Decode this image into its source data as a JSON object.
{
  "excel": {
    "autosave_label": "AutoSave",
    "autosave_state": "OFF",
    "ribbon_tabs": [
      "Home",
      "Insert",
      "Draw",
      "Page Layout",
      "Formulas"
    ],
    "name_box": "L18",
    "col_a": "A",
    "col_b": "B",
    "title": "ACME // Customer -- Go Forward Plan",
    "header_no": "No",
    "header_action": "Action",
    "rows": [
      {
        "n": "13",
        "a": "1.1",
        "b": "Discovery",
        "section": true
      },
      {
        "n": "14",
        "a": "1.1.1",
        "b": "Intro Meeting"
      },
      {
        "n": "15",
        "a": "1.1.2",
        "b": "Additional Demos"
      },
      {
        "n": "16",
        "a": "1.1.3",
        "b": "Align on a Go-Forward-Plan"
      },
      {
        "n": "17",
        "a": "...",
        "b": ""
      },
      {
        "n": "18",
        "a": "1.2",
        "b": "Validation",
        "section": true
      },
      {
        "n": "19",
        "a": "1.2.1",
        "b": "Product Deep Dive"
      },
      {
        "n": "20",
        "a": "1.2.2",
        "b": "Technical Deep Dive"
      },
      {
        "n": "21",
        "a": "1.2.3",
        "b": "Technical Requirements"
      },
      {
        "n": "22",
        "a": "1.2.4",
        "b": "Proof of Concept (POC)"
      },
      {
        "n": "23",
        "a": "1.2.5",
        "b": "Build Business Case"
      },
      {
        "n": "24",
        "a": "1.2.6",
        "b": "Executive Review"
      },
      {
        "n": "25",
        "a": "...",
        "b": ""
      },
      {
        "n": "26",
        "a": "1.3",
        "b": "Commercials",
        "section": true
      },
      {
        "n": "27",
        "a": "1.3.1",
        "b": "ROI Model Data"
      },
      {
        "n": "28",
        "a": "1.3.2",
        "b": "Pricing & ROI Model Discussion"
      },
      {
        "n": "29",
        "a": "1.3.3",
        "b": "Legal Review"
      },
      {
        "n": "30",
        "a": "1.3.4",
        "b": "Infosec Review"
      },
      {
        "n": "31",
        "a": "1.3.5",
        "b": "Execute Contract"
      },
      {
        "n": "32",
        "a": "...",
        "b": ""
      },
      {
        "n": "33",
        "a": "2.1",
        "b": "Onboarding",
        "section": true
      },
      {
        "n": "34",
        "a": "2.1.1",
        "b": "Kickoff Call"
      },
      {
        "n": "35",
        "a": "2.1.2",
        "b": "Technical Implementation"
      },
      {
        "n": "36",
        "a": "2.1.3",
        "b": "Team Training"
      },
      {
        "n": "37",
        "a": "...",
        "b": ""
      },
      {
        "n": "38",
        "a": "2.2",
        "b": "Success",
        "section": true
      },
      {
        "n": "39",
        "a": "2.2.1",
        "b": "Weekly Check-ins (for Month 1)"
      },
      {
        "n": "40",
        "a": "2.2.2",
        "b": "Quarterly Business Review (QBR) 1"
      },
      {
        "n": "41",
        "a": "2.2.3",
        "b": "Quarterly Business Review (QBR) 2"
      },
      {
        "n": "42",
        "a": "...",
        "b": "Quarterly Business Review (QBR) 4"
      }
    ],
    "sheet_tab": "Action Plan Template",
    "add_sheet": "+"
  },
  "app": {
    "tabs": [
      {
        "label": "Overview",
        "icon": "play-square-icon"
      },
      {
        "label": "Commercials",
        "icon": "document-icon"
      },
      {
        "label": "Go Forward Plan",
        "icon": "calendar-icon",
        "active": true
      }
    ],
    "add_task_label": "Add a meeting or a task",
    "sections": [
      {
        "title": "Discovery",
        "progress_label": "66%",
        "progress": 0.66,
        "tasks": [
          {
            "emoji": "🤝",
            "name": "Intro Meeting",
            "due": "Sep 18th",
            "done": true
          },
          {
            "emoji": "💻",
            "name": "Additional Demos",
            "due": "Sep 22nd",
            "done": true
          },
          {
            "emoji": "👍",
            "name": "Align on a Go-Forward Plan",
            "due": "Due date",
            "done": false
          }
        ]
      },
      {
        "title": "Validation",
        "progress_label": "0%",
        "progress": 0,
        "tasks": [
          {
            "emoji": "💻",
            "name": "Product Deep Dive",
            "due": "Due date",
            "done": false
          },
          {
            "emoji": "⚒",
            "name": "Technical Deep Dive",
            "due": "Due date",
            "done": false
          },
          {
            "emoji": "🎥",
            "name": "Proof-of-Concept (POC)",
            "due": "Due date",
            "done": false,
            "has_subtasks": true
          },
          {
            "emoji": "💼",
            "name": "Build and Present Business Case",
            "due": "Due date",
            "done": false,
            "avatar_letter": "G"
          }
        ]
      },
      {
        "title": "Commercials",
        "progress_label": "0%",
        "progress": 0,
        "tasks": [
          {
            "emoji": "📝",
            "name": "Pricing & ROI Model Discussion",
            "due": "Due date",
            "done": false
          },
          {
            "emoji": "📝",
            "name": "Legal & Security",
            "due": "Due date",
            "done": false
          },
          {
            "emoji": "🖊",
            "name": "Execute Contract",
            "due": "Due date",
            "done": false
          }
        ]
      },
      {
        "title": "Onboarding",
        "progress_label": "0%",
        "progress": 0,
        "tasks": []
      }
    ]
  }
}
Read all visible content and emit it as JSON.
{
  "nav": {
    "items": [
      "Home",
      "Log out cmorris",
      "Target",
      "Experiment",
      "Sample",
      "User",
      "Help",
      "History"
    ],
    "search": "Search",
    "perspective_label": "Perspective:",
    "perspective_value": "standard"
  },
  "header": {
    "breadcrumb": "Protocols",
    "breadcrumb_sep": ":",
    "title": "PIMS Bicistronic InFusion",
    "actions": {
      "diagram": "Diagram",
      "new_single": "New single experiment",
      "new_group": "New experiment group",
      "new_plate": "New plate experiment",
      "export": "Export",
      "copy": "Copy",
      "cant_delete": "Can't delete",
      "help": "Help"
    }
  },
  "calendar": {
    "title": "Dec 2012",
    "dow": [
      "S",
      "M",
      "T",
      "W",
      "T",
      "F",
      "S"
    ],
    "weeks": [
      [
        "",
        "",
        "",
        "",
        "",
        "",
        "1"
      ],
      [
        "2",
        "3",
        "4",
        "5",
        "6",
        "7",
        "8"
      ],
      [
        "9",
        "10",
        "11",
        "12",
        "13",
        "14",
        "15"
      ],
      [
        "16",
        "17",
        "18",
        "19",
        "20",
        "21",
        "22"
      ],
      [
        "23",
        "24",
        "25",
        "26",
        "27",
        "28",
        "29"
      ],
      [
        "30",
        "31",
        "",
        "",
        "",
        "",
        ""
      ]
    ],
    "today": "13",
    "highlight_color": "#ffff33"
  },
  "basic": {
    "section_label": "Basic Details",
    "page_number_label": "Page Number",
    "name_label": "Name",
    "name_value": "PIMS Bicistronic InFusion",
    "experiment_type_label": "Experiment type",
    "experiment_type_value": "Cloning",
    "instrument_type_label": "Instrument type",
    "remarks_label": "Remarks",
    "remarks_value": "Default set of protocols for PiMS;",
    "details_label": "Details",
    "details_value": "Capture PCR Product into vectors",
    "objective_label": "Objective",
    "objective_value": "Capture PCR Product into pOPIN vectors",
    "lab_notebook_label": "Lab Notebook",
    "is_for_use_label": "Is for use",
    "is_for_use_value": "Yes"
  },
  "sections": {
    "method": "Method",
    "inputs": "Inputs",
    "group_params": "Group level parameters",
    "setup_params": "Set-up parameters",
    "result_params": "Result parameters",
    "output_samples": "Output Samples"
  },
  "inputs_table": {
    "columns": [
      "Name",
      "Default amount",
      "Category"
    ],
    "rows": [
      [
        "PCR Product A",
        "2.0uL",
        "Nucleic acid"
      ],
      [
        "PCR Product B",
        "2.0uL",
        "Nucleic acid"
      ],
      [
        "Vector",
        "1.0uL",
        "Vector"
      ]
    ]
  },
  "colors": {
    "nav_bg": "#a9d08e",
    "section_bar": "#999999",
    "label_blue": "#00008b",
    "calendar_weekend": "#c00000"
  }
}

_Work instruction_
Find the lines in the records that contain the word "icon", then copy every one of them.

_Solution_
        "icon": "play-square-icon"
        "icon": "document-icon"
        "icon": "calendar-icon",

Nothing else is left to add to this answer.